Bathroom Tiles: How Travel Taught Me to Live Without Fear
Hey ya'll, Lori here! I am so excited to share my travel experiences with the Cushy community. I have some exciting things to share: from how to pack for a month long trip, skin care while hitting three different countries, stories about interesting people I meet, and even how to deal with the existential crisis that comes from traveling alone. First, though, I thought I would share with you a little history of myself and tell you why traveling has become such an important part of my life.
I spent a good portion of my life living in fear. I was afraid of everything; I’m surprised I graduated college if I'm honest. I had a HUGE fear of the unknown, and I wanted a career that would provide me a routine. I got my degree in ballet. I figured that provided me with the stability I wanted, and public speaking would never be an option. My junior year of college I took a public speaking class, and I cried through my first speech. Thankfully, I had a sweet professor who let me give the rest of my speeches for the semester in her office alone. I cried through those as well. My fear made me live small. I thought if I played life safe then I would be able to prevent any experiences that left me uncomfortable. That’s why I never traveled alone. Because traveling alone would mean making choices, friends, and decisions that might be out of my comfort zone. Getting out of my comfort zone was never an option.

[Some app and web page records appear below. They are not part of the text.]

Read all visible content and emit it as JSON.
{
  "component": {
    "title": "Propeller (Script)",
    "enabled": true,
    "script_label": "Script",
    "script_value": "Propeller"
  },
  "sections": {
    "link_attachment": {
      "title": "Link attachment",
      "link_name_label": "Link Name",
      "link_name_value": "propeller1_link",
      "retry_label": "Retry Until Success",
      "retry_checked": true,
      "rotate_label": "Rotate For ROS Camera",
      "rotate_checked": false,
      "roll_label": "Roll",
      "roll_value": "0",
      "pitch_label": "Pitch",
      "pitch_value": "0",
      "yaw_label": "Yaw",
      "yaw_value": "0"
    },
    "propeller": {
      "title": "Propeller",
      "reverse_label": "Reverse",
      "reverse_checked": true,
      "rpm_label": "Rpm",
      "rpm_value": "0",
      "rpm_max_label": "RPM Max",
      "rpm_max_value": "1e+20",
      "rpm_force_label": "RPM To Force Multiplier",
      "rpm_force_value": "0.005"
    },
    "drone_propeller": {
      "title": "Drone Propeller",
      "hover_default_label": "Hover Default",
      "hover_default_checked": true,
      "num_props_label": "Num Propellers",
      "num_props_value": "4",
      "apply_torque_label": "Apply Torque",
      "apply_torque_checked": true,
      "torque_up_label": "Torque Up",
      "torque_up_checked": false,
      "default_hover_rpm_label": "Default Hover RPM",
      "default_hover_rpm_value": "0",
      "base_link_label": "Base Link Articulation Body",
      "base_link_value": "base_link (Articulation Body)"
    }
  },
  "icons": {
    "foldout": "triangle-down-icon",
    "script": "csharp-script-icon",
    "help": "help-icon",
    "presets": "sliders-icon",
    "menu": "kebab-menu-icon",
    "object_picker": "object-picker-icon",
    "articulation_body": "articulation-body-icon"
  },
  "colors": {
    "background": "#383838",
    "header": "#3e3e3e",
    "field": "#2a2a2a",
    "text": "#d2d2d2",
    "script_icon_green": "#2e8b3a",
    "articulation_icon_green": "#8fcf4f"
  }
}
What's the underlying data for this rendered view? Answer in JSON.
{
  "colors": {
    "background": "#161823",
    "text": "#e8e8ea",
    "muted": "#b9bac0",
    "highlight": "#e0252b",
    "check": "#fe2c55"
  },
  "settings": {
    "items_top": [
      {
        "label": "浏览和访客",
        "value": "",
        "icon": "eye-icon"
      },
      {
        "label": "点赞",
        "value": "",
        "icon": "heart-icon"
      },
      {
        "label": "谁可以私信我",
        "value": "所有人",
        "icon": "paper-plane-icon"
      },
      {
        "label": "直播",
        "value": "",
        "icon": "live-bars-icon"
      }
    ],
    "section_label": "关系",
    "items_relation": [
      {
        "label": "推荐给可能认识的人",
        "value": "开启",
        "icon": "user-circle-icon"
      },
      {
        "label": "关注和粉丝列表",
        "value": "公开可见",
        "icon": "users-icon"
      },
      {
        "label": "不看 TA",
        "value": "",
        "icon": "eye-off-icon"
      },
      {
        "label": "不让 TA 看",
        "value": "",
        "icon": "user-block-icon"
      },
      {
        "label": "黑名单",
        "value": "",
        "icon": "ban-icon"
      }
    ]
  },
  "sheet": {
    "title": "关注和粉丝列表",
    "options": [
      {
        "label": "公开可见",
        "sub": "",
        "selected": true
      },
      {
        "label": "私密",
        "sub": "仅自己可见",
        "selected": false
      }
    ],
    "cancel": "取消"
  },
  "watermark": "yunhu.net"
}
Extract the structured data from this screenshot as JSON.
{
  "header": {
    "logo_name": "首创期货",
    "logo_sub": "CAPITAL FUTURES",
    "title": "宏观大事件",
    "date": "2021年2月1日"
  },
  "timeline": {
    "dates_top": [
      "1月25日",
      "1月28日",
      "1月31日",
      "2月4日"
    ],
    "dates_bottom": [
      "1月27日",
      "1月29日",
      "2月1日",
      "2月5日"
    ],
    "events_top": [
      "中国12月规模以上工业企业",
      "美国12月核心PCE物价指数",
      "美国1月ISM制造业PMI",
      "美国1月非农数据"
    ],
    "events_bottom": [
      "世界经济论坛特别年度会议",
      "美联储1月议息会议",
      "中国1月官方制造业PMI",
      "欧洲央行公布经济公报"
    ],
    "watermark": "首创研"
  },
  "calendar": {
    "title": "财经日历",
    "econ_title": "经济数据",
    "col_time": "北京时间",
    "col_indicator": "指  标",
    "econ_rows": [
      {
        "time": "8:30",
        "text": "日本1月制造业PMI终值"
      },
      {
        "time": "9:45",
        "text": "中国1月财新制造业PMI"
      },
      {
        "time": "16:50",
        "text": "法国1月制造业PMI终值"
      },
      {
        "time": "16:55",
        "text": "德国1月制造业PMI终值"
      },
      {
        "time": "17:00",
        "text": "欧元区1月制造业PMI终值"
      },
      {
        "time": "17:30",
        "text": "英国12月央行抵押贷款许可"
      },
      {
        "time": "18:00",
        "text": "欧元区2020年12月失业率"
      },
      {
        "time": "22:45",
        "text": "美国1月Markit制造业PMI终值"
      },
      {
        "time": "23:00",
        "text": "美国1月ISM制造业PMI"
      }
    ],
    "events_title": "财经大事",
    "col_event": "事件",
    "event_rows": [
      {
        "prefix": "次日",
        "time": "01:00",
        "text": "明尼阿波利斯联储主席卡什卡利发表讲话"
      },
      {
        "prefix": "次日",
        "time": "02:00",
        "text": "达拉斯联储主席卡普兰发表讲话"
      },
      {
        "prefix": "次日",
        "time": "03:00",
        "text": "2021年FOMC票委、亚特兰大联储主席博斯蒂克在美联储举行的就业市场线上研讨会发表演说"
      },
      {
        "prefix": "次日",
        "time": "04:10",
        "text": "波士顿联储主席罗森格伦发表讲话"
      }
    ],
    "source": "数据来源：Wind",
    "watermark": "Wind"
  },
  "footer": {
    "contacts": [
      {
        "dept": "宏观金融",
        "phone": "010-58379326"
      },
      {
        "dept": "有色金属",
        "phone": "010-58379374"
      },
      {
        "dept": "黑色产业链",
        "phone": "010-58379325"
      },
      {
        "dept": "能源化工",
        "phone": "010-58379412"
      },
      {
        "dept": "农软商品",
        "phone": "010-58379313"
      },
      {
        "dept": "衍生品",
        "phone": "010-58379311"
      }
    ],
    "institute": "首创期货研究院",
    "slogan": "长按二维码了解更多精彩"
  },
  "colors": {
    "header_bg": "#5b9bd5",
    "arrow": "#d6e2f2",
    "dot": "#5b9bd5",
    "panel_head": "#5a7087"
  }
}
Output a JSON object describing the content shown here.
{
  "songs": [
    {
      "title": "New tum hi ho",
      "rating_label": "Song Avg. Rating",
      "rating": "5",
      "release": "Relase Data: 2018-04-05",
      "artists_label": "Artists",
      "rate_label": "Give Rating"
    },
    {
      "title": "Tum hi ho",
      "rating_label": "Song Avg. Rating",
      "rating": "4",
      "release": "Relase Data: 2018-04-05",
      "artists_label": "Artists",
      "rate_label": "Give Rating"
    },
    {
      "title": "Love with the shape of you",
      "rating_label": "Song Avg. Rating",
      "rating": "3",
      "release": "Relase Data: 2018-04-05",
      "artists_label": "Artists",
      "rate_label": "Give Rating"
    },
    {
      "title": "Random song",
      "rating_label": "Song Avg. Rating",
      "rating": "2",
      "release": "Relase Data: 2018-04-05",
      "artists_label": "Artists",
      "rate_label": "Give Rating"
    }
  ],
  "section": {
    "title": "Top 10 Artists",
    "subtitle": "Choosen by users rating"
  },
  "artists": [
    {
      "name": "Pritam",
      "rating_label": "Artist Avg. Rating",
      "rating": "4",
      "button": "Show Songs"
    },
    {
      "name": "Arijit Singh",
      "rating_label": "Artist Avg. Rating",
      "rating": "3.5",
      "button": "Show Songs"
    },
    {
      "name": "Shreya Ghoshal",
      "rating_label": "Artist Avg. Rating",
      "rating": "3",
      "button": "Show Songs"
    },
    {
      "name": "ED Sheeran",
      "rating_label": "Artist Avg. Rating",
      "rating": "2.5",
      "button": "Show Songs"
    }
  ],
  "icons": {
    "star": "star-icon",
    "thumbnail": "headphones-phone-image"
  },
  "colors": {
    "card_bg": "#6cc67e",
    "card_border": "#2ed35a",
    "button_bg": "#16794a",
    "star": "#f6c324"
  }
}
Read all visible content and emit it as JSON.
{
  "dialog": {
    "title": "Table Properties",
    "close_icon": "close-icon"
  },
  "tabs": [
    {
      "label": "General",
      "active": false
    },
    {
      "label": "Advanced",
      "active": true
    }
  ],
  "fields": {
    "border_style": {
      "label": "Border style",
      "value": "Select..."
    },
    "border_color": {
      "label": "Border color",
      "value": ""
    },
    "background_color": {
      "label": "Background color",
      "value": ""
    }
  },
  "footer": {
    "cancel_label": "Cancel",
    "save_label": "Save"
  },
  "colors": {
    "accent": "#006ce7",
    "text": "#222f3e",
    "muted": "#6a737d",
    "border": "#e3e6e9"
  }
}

Here’s a piece of advice for y’all….don’t make plans because the universe will just laugh at you. That's how this former shy ballerina became a traveling director, speaker, and advocate, all because the universe laughed at my plans.
"My fear made me live small"
Two years ago, I packed up my house and left my job and town that I loved so much. I adored both of those things because they kept me safe, and I was not one to seek out the unknown. I got into a car with my husband and drove five hours west into a new state and new city so that my husband could start his new career. All that new left me with a headache. Two weeks into the move I got a job. I was going to work as a life coach for Tim, a man with Down Syndrome who was a local restaurant owner, and public speaker. The catch of this perfect job? It would require me to travel. I had a coworker at the time, so I accepted it because he could make all the decisions. This is when the universe really started laughing. One of my first trips I took was to NYC. I went a day before Tim and my coworker to meet some clients. I was going to do the entire thing alone. The night before that trip I laid on the bathroom floor crying because I had no idea how I was going to get around this foreign place. I forgot for a minute that I was just going to another state, not another planet. Either way, fear took over, and I almost quit my job. But that was the trip that changed my entire view on life.
Somehow I made it on the plane, got a cab, went to the hotel, checked in by myself, and met my clients for dinner. I have never felt more like a fucking adult than I did that day. NYC is not a kind place. It does not give a shit about you and your feelings, it moves fast, and it does not stop. It was just what I needed. That trip taught me that if you just keep going, you will survive. Life is just one big experience. If I had given into my fear that night, I would not be the person I am today. I would not be director of Tim’s new company. I would not own my business, and I probably would not be sharing my stories with y'all.
"Life is just one big experience"
Since that trip I have been on over a hundred planes, gone to three different countries, and visited over thirty states. I have read over two hundred books on my layovers and slept in Chicago midway more times than I can count. In fact, I’ve been to midway so many times I get a discount at one of the coffee shops (shout out to Brianna, the best barista in the States!). I have stayed at hotels with celebrities, and motels that Norman Bates could have owned. I have learned that falling in love with strangers and their stories are the best ways to learn a lesson. I have discovered that no one knows what the fuck we are doing, but that we are all in it together. It pushed me out of comfort zone, and it has made me view the world differently. It has taught me that life is mean and cruel and it never gets easier, but it keeps going. There is always a place in this world for you, and the good outshines the bad.
My outlook on life used to only be negative. I feared so much of the "bad" in this world, I was not able to see the beauty. Because my job forced me out into the world, literally, I was able to take that courage and apply it to my everyday life. Even on the shittiest days, I am grateful. Everyone has experiences that shape them, and I try to go into most situations remembering that now. I've realized that people are complicated and beautiful and we are all just trying to survive life.
Stepping out of our comfort zone is not fun, but it's necessary for growth. Maybe you do not want to travel to a new state or country, but do something to get out of your comfort zone, even if it is just saying hi to the person sitting next to you at the coffee shop. You never know, you might fall in love with them and learn an amazing story.
I think Anthony Bourdain said it best: